+++ Data records +++

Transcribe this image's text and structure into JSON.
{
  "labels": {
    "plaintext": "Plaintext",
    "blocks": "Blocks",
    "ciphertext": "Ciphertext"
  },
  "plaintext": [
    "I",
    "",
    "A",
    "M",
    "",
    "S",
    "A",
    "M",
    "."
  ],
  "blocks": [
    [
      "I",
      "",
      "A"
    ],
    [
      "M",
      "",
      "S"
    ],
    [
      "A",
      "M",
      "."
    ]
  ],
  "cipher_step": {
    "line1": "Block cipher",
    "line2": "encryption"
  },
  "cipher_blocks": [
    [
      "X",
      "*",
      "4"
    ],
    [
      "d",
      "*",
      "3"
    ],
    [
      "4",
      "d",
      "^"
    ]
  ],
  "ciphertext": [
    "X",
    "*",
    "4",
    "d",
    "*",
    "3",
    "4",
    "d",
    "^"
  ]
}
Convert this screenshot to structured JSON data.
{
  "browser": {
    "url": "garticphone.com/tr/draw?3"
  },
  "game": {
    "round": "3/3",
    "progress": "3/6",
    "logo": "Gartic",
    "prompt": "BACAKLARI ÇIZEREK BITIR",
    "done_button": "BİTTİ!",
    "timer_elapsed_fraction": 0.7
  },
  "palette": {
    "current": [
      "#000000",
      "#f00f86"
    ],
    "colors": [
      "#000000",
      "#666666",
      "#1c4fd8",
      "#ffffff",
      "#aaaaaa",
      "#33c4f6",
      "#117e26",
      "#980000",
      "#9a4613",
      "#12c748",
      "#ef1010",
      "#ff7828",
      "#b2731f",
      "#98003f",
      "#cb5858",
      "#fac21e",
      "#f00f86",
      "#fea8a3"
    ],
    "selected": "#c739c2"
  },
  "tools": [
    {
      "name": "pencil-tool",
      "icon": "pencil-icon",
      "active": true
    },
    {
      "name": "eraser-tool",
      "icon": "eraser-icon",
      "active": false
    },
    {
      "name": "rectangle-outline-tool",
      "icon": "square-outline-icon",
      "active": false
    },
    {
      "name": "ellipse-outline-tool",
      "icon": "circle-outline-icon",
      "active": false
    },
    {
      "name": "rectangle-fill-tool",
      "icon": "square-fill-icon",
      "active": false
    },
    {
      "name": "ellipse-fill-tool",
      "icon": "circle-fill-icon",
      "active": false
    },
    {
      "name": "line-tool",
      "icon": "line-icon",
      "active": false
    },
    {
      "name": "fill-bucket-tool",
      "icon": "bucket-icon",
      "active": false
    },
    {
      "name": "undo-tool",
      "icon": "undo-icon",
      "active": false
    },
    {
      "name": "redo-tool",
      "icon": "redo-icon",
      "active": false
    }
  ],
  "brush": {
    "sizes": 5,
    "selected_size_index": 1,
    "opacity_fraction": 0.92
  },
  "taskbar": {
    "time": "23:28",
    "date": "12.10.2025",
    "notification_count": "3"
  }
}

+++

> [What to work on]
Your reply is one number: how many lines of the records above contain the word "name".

> [Exercise output]
10